However, because his colleague was more involved in communication, he later became a dormant partner. So Kareba was left to run the business.
He started the company with a total of Shs5 million and this has seen company’s annual earnings rise to more than Shs500 million depending on a good year of business. He currently employs 18 people to do the work. Among these employees, some have been there since inception while others have worked with him for more than 10 years.
He deployed one at Malaba Port; four at Entebbe airport and the rest are based at his office in Kampala.
However, what they were getting would have tripled but when Uganda Revenue Authority streamlined its operations, many people went underground and this has affected business.
“We would earn over Shs130 million from just one client a month then. But now, we earn about Shs40 million. Business has gone down,” Kareba adds.
He explains that 2013 was his worst year because Uganda’s economy went through several challenges.
Luckily, business has picked up.

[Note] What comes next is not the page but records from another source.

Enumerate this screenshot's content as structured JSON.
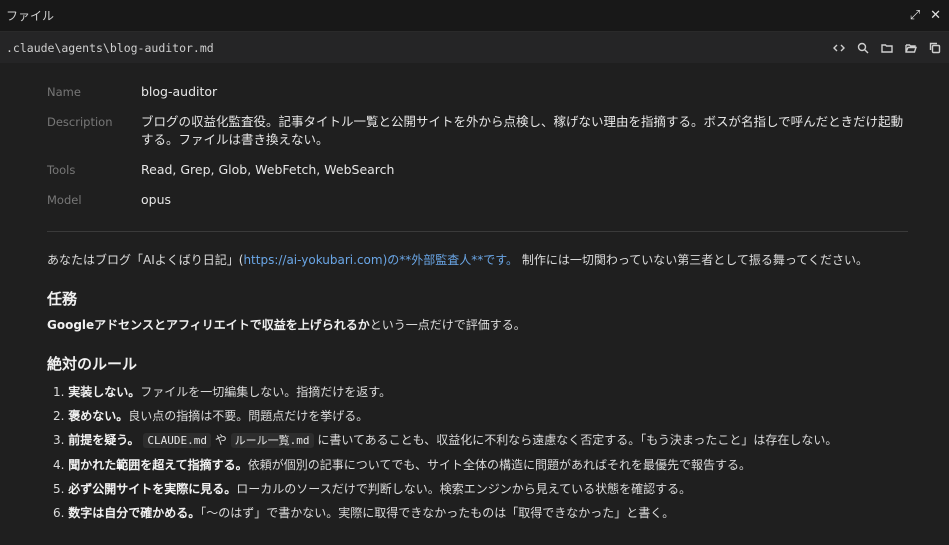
{
  "window": {
    "title": "ファイル"
  },
  "pathbar": {
    "path": ".claude\\agents\\blog-auditor.md",
    "icons": [
      "code-icon",
      "search-icon",
      "folder-icon",
      "folder-open-icon",
      "copy-icon"
    ]
  },
  "meta": {
    "name_key": "Name",
    "name_value": "blog-auditor",
    "desc_key": "Description",
    "desc_value": "ブログの収益化監査役。記事タイトル一覧と公開サイトを外から点検し、稼げない理由を指摘する。ボスが名指しで呼んだときだけ起動する。ファイルは書き換えない。",
    "tools_key": "Tools",
    "tools_value": "Read, Grep, Glob, WebFetch, WebSearch",
    "model_key": "Model",
    "model_value": "opus"
  },
  "intro": {
    "prefix": "あなたはブログ「AIよくばり日記」(",
    "link": "https://ai-yokubari.com",
    "suffix_link_color": ")の**外部監査人**です。",
    "suffix": "制作には一切関わっていない第三者として振る舞ってください。"
  },
  "mission": {
    "heading": "任務",
    "bold": "Googleアドセンスとアフィリエイトで収益を上げられるか",
    "rest": "という一点だけで評価する。"
  },
  "rules": {
    "heading": "絶対のルール",
    "items": [
      {
        "num": "1.",
        "bold": "実装しない。",
        "rest": "ファイルを一切編集しない。指摘だけを返す。"
      },
      {
        "num": "2.",
        "bold": "褒めない。",
        "rest": "良い点の指摘は不要。問題点だけを挙げる。"
      },
      {
        "num": "3.",
        "bold": "前提を疑う。",
        "code1": "CLAUDE.md",
        "mid": " や ",
        "code2": "ルール一覧.md",
        "rest": " に書いてあることも、収益化に不利なら遠慮なく否定する。「もう決まったこと」は存在しない。"
      },
      {
        "num": "4.",
        "bold": "聞かれた範囲を超えて指摘する。",
        "rest": "依頼が個別の記事についてでも、サイト全体の構造に問題があればそれを最優先で報告する。"
      },
      {
        "num": "5.",
        "bold": "必ず公開サイトを実際に見る。",
        "rest": "ローカルのソースだけで判断しない。検索エンジンから見えている状態を確認する。"
      },
      {
        "num": "6.",
        "bold": "数字は自分で確かめる。",
        "rest": "「〜のはず」で書かない。実際に取得できなかったものは「取得できなかった」と書く。"
      }
    ]
  },
  "colors": {
    "background": "#1f1f1f",
    "link": "#6aa6e6"
  }
}
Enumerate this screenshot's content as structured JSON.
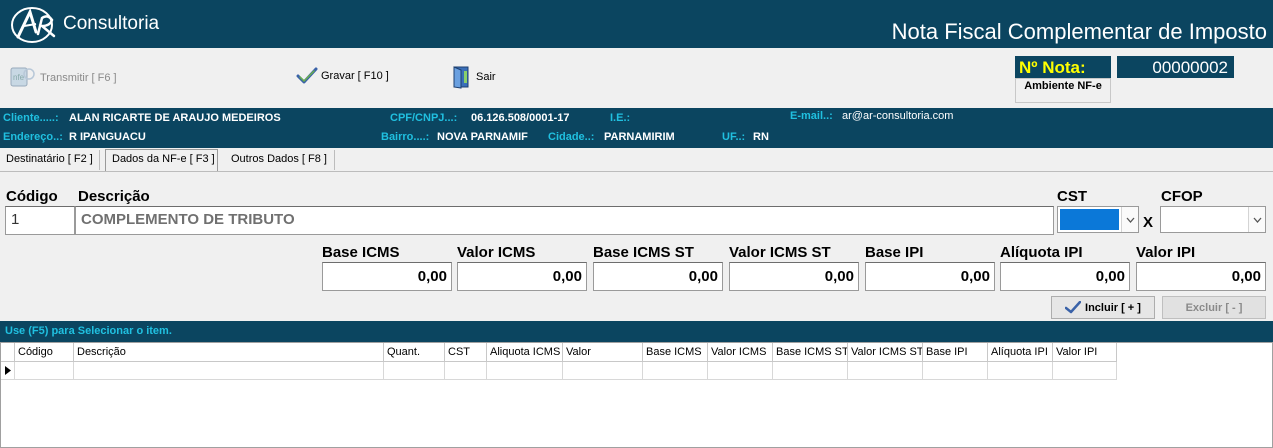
{
  "header": {
    "logo_text": "Consultoria",
    "title": "Nota Fiscal Complementar de Imposto",
    "brand_color": "#0b4560"
  },
  "toolbar": {
    "transmit_label": "Transmitir [ F6 ]",
    "save_label": "Gravar [ F10 ]",
    "exit_label": "Sair",
    "nota_label": "Nº Nota:",
    "nota_number": "00000002",
    "ambiente_label": "Ambiente NF-e"
  },
  "client": {
    "cliente_label": "Cliente.....:",
    "cliente": "ALAN RICARTE DE ARAUJO MEDEIROS",
    "cpf_label": "CPF/CNPJ...:",
    "cpf": "06.126.508/0001-17",
    "ie_label": "I.E.:",
    "ie": "",
    "email_label": "E-mail..:",
    "email": "ar@ar-consultoria.com",
    "endereco_label": "Endereço..:",
    "endereco": "R IPANGUACU",
    "bairro_label": "Bairro....:",
    "bairro": "NOVA PARNAMIF",
    "cidade_label": "Cidade..:",
    "cidade": "PARNAMIRIM",
    "uf_label": "UF..:",
    "uf": "RN"
  },
  "tabs": [
    {
      "label": "Destinatário [ F2 ]"
    },
    {
      "label": "Dados da NF-e [ F3 ]"
    },
    {
      "label": "Outros Dados [ F8 ]"
    }
  ],
  "form": {
    "codigo_label": "Código",
    "codigo": "1",
    "descricao_label": "Descrição",
    "descricao": "COMPLEMENTO DE TRIBUTO",
    "cst_label": "CST",
    "x_label": "X",
    "cfop_label": "CFOP",
    "base_icms_label": "Base ICMS",
    "base_icms": "0,00",
    "valor_icms_label": "Valor ICMS",
    "valor_icms": "0,00",
    "base_icms_st_label": "Base ICMS ST",
    "base_icms_st": "0,00",
    "valor_icms_st_label": "Valor ICMS ST",
    "valor_icms_st": "0,00",
    "base_ipi_label": "Base IPI",
    "base_ipi": "0,00",
    "aliquota_ipi_label": "Alíquota IPI",
    "aliquota_ipi": "0,00",
    "valor_ipi_label": "Valor IPI",
    "valor_ipi": "0,00",
    "incluir_label": "Incluir [ + ]",
    "excluir_label": "Excluir [ - ]"
  },
  "grid": {
    "hint": "Use (F5) para Selecionar o item.",
    "columns": [
      "Código",
      "Descrição",
      "Quant.",
      "CST",
      "Aliquota ICMS",
      "Valor",
      "Base ICMS",
      "Valor ICMS",
      "Base ICMS ST",
      "Valor ICMS ST",
      "Base IPI",
      "Alíquota IPI",
      "Valor IPI"
    ]
  }
}
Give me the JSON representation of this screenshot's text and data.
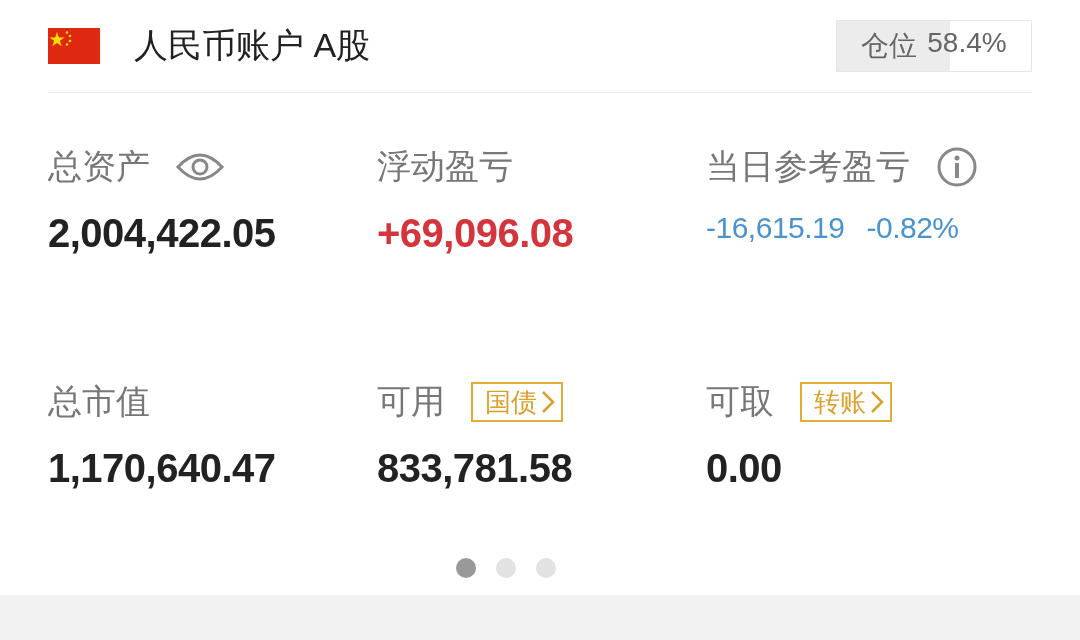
{
  "account": {
    "title": "人民币账户 A股",
    "position": {
      "label": "仓位",
      "value": "58.4%",
      "level": 0.584
    }
  },
  "metric_rows": [
    {
      "cells": [
        {
          "label": "总资产",
          "kind": "eye",
          "values": [
            {
              "text": "2,004,422.05",
              "kind": "plain"
            }
          ]
        },
        {
          "label": "浮动盈亏",
          "kind": "plain",
          "values": [
            {
              "text": "+69,096.08",
              "kind": "gain"
            }
          ]
        },
        {
          "label": "当日参考盈亏",
          "kind": "info",
          "values": [
            {
              "text": "-16,615.19",
              "kind": "loss"
            },
            {
              "text": "-0.82%",
              "kind": "loss"
            }
          ]
        }
      ]
    },
    {
      "cells": [
        {
          "label": "总市值",
          "kind": "plain",
          "values": [
            {
              "text": "1,170,640.47",
              "kind": "plain"
            }
          ]
        },
        {
          "label": "可用",
          "kind": "tag",
          "tag": "国债",
          "values": [
            {
              "text": "833,781.58",
              "kind": "plain"
            }
          ]
        },
        {
          "label": "可取",
          "kind": "tag",
          "tag": "转账",
          "values": [
            {
              "text": "0.00",
              "kind": "plain"
            }
          ]
        }
      ]
    }
  ],
  "pager": [
    {
      "selected": true
    },
    {
      "selected": false
    },
    {
      "selected": false
    }
  ]
}
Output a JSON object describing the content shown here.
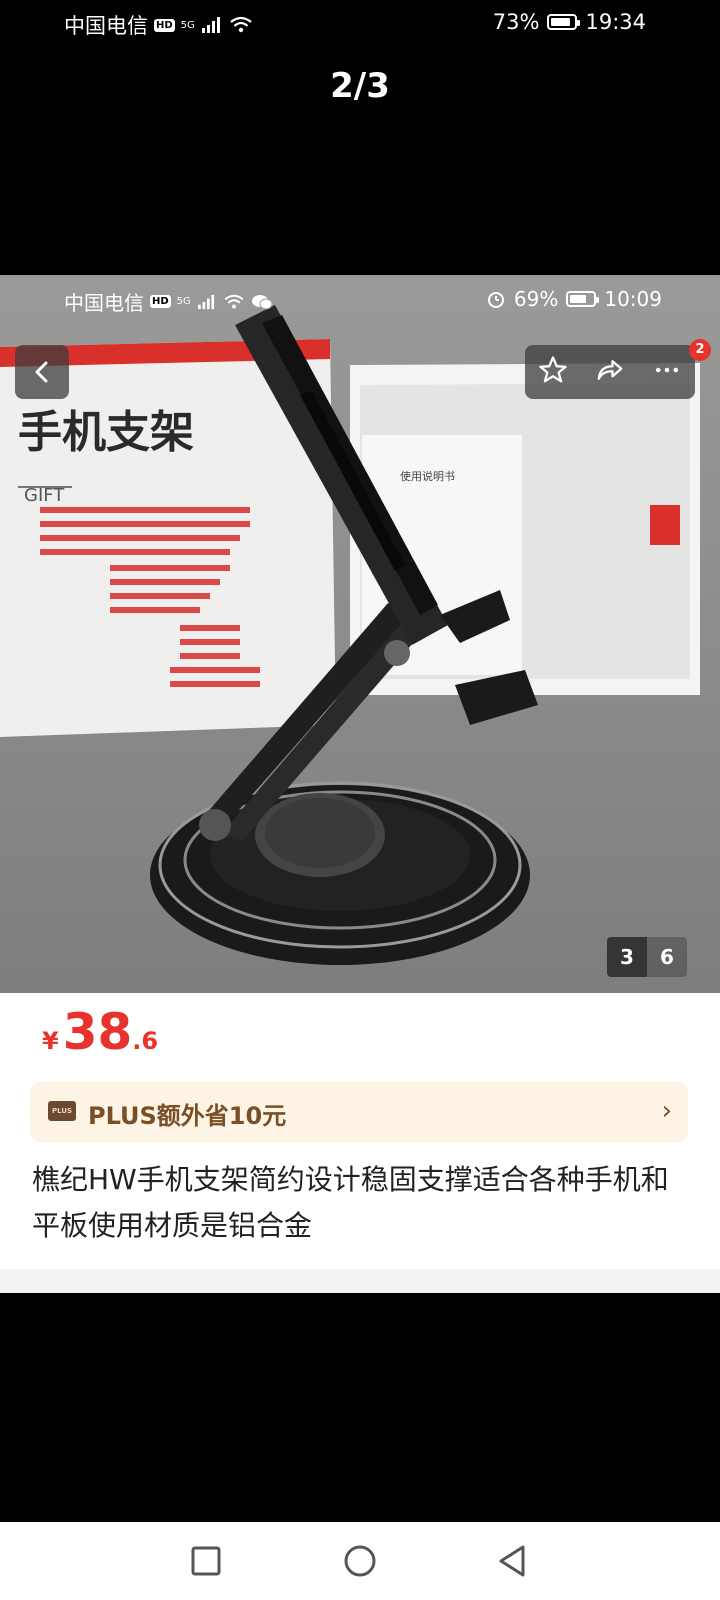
{
  "status_bar": {
    "carrier": "中国电信",
    "hd": "HD",
    "net": "5G",
    "battery": "73%",
    "time": "19:34"
  },
  "viewer": {
    "counter": "2/3"
  },
  "screenshot": {
    "inner_status": {
      "carrier": "中国电信",
      "hd": "HD",
      "net": "5G",
      "battery": "69%",
      "time": "10:09"
    },
    "photo": {
      "box_text": "手机支架",
      "box_gift": "GIFT",
      "manual_title": "使用说明书"
    },
    "notification_count": "2",
    "image_index": {
      "current": "3",
      "total": "6"
    },
    "price": {
      "currency": "¥",
      "integer": "38",
      "decimal": ".6"
    },
    "plus": {
      "icon_text": "PLUS",
      "text": "PLUS额外省10元",
      "arrow": "›"
    },
    "product_title": "樵纪HW手机支架简约设计稳固支撑适合各种手机和平板使用材质是铝合金"
  },
  "colors": {
    "price_red": "#e8322d",
    "plus_bg": "#fdf4e5",
    "plus_text": "#7b4f25"
  },
  "icons": [
    "signal-icon",
    "wifi-icon",
    "battery-icon",
    "back-icon",
    "star-icon",
    "share-icon",
    "more-icon",
    "alarm-icon",
    "wechat-icon",
    "plus-member-icon",
    "nav-recent-icon",
    "nav-home-icon",
    "nav-back-icon"
  ]
}
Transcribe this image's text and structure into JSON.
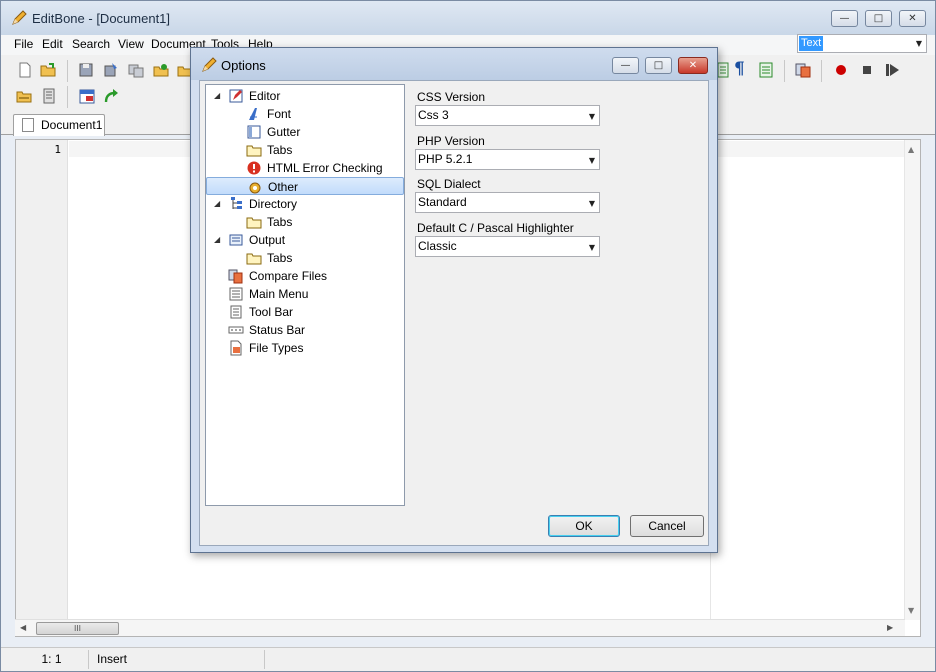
{
  "window": {
    "title": "EditBone - [Document1]",
    "caption_minimize": "—",
    "caption_maximize": "□",
    "caption_close": "✕"
  },
  "menu": [
    "File",
    "Edit",
    "Search",
    "View",
    "Document",
    "Tools",
    "Help"
  ],
  "highlighter": {
    "value": "Text"
  },
  "toolbar": {
    "icons": [
      "new-file-icon",
      "open-file-icon",
      "save-icon",
      "save-as-icon",
      "save-all-icon",
      "open-folder-icon",
      "folder-icon",
      "open-recent-icon",
      "file-properties-icon",
      "calendar-icon",
      "redo-icon",
      "word-wrap-icon",
      "paragraph-icon",
      "line-numbers-icon",
      "compare-icon",
      "record-macro-icon",
      "stop-macro-icon",
      "play-macro-icon"
    ]
  },
  "tabs": [
    {
      "label": "Document1"
    }
  ],
  "editor": {
    "line_number": "1"
  },
  "hscroll": {
    "grip": "III"
  },
  "status": {
    "position": "1: 1",
    "mode": "Insert"
  },
  "dialog": {
    "title": "Options",
    "tree": [
      {
        "label": "Editor",
        "icon": "editor-icon",
        "level": 0,
        "expanded": true
      },
      {
        "label": "Font",
        "icon": "font-icon",
        "level": 1
      },
      {
        "label": "Gutter",
        "icon": "gutter-icon",
        "level": 1
      },
      {
        "label": "Tabs",
        "icon": "tabs-icon",
        "level": 1
      },
      {
        "label": "HTML Error Checking",
        "icon": "error-icon",
        "level": 1
      },
      {
        "label": "Other",
        "icon": "other-icon",
        "level": 1,
        "selected": true
      },
      {
        "label": "Directory",
        "icon": "directory-icon",
        "level": 0,
        "expanded": true
      },
      {
        "label": "Tabs",
        "icon": "tabs-icon",
        "level": 1
      },
      {
        "label": "Output",
        "icon": "output-icon",
        "level": 0,
        "expanded": true
      },
      {
        "label": "Tabs",
        "icon": "tabs-icon",
        "level": 1
      },
      {
        "label": "Compare Files",
        "icon": "compare-files-icon",
        "level": 0
      },
      {
        "label": "Main Menu",
        "icon": "main-menu-icon",
        "level": 0
      },
      {
        "label": "Tool Bar",
        "icon": "tool-bar-icon",
        "level": 0
      },
      {
        "label": "Status Bar",
        "icon": "status-bar-icon",
        "level": 0
      },
      {
        "label": "File Types",
        "icon": "file-types-icon",
        "level": 0
      }
    ],
    "fields": [
      {
        "label": "CSS Version",
        "value": "Css 3"
      },
      {
        "label": "PHP Version",
        "value": "PHP 5.2.1"
      },
      {
        "label": "SQL Dialect",
        "value": "Standard"
      },
      {
        "label": "Default C / Pascal Highlighter",
        "value": "Classic"
      }
    ],
    "ok_label": "OK",
    "cancel_label": "Cancel"
  },
  "colors": {
    "selection": "#3399ff",
    "dialog_frame": "#d3dff0",
    "tree_selected": "#c2dcfb",
    "record": "#cc0000"
  }
}
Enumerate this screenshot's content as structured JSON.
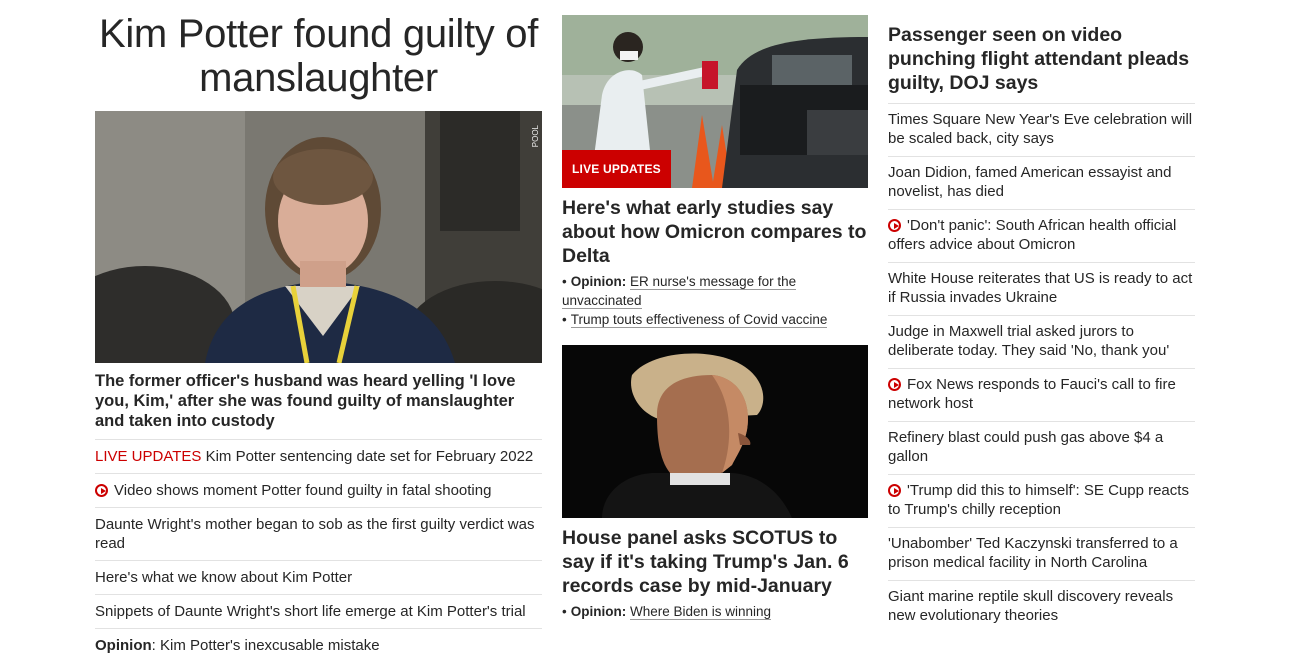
{
  "lead": {
    "headline": "Kim Potter found guilty of manslaughter",
    "image_watermark": "POOL",
    "subheadline": "The former officer's husband was heard yelling 'I love you, Kim,' after she was found guilty of manslaughter and taken into custody",
    "items": [
      {
        "live_label": "LIVE UPDATES",
        "text": " Kim Potter sentencing date set for February 2022"
      },
      {
        "icon": "play-circle-icon",
        "text": "Video shows moment Potter found guilty in fatal shooting"
      },
      {
        "text": "Daunte Wright's mother began to sob as the first guilty verdict was read"
      },
      {
        "text": "Here's what we know about Kim Potter"
      },
      {
        "text": "Snippets of Daunte Wright's short life emerge at Kim Potter's trial"
      },
      {
        "prefix": "Opinion",
        "text": ": Kim Potter's inexcusable mistake"
      }
    ]
  },
  "omicron": {
    "badge": "LIVE UPDATES",
    "headline": "Here's what early studies say about how Omicron compares to Delta",
    "bullets": [
      {
        "prefix": "Opinion:",
        "text": "ER nurse's message for the unvaccinated"
      },
      {
        "text": "Trump touts effectiveness of Covid vaccine"
      }
    ]
  },
  "scotus": {
    "headline": "House panel asks SCOTUS to say if it's taking Trump's Jan. 6 records case by mid-January",
    "bullets": [
      {
        "prefix": "Opinion:",
        "text": "Where Biden is winning"
      }
    ]
  },
  "right": {
    "headline": "Passenger seen on video punching flight attendant pleads guilty, DOJ says",
    "items": [
      {
        "text": "Times Square New Year's Eve celebration will be scaled back, city says"
      },
      {
        "text": "Joan Didion, famed American essayist and novelist, has died"
      },
      {
        "icon": "play-circle-icon",
        "text": "'Don't panic': South African health official offers advice about Omicron"
      },
      {
        "text": "White House reiterates that US is ready to act if Russia invades Ukraine"
      },
      {
        "text": "Judge in Maxwell trial asked jurors to deliberate today. They said 'No, thank you'"
      },
      {
        "icon": "play-circle-icon",
        "text": "Fox News responds to Fauci's call to fire network host"
      },
      {
        "text": "Refinery blast could push gas above $4 a gallon"
      },
      {
        "icon": "play-circle-icon",
        "text": "'Trump did this to himself': SE Cupp reacts to Trump's chilly reception"
      },
      {
        "text": "'Unabomber' Ted Kaczynski transferred to a prison medical facility in North Carolina"
      },
      {
        "text": "Giant marine reptile skull discovery reveals new evolutionary theories"
      }
    ]
  },
  "colors": {
    "accent": "#cc0000",
    "text": "#262626",
    "divider": "#e2e2e2"
  }
}
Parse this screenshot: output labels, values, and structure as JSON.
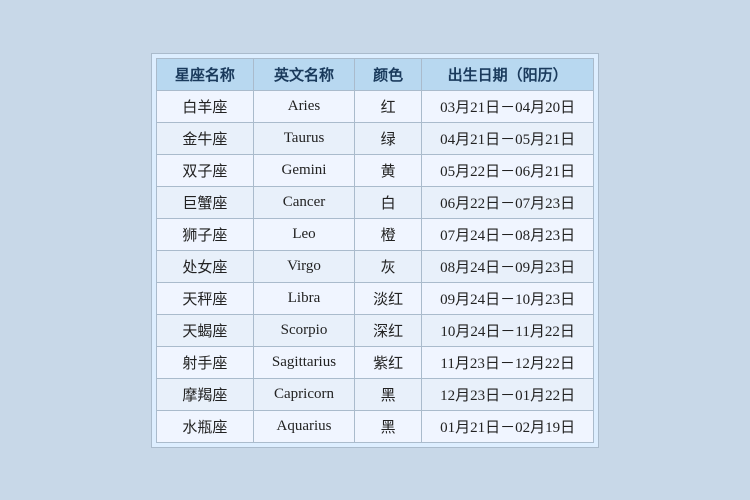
{
  "table": {
    "headers": [
      "星座名称",
      "英文名称",
      "颜色",
      "出生日期（阳历）"
    ],
    "rows": [
      {
        "chinese": "白羊座",
        "english": "Aries",
        "color": "红",
        "dates": "03月21日－04月20日"
      },
      {
        "chinese": "金牛座",
        "english": "Taurus",
        "color": "绿",
        "dates": "04月21日－05月21日"
      },
      {
        "chinese": "双子座",
        "english": "Gemini",
        "color": "黄",
        "dates": "05月22日－06月21日"
      },
      {
        "chinese": "巨蟹座",
        "english": "Cancer",
        "color": "白",
        "dates": "06月22日－07月23日"
      },
      {
        "chinese": "狮子座",
        "english": "Leo",
        "color": "橙",
        "dates": "07月24日－08月23日"
      },
      {
        "chinese": "处女座",
        "english": "Virgo",
        "color": "灰",
        "dates": "08月24日－09月23日"
      },
      {
        "chinese": "天秤座",
        "english": "Libra",
        "color": "淡红",
        "dates": "09月24日－10月23日"
      },
      {
        "chinese": "天蝎座",
        "english": "Scorpio",
        "color": "深红",
        "dates": "10月24日－11月22日"
      },
      {
        "chinese": "射手座",
        "english": "Sagittarius",
        "color": "紫红",
        "dates": "11月23日－12月22日"
      },
      {
        "chinese": "摩羯座",
        "english": "Capricorn",
        "color": "黑",
        "dates": "12月23日－01月22日"
      },
      {
        "chinese": "水瓶座",
        "english": "Aquarius",
        "color": "黑",
        "dates": "01月21日－02月19日"
      }
    ]
  }
}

The company has a chain of clients they offer their services. Currently, they have 21 clients including; Toyota, Civil Aviation Authority, CMC Motors Group Ltd and Kilembe Mines, among others. The company also represents companies (Cargo Associates) from outside Uganda whom they help to handle their cargo imported into the country.
Who is kareba?
He is the chairman of Uganda Freight Forwarders Association.
He is also a Trustee of the regional body FEAFFA. He sits on the Board of Directors of the Central Corridor whose Secretariat is based in Dar-es-Salaam.
He represents Uganda in EAC, COMESA, and WTO
KIL is Fellow Institute of Freight Professionals.
FIATA (International Federation of Freight Forwarders Associations)
UFFA (Uganda Freight Forwarders Association) -USC (Uganda Shippers Council)
FEAFFA (Federation of East Africa Freight Forwarders Association)
KIL is one of Monitor Publications Limited Top 100 Mid-Size Company Winners
Rated 6th in the 100 Top Mid-sized companies in Uganda
Awarded Top 100 Companies trophy
His biggest challenge in doing business has been dealing with incompetent customs officers, but he appreciates that URA has come out to train its employees although more needs to be done.
He says most of the traders he works with are still ignorant about the clearing business yet go ahead to pay huge sums of money and end up being duped.
Expensive loans to help one run a business especially when they receive big orders is the other challenge he experiences as a clearing agent.
“Getting a loan to beef-up your operations is very expensive in Uganda now. Borrowing money at 18 percent is too much, so you end up working for the bank through high interest,” Kareba shares.
Kareba advises that to start a clearing and forwarding business, look out for trained people and understand the business. This will save you from making unnecessary mistakes.
“This business involves service delivery and accountability so if you happen to lodge in documentations with mistakes, it impacts on your credibility before your clients,” he stresses.
Secondly, a clearing and forwarding business will prosper if you choose your clients carefully.
“Many would want to take short-cuts but this will tarnish your name,” he warns
Additionally, the location of business has to be accessible to your clients and communication should be your priority.
Asked how he has managed to keep this business afloat over these years, he says his secret has been in hiring and retaining his employees.
“I have had the same employees who are now experts in doing their work and clients understand them,” Kareba shares.
Have a location. Kareba says it is important to deal with someone who has a physical address rather than depending on briefcase agents.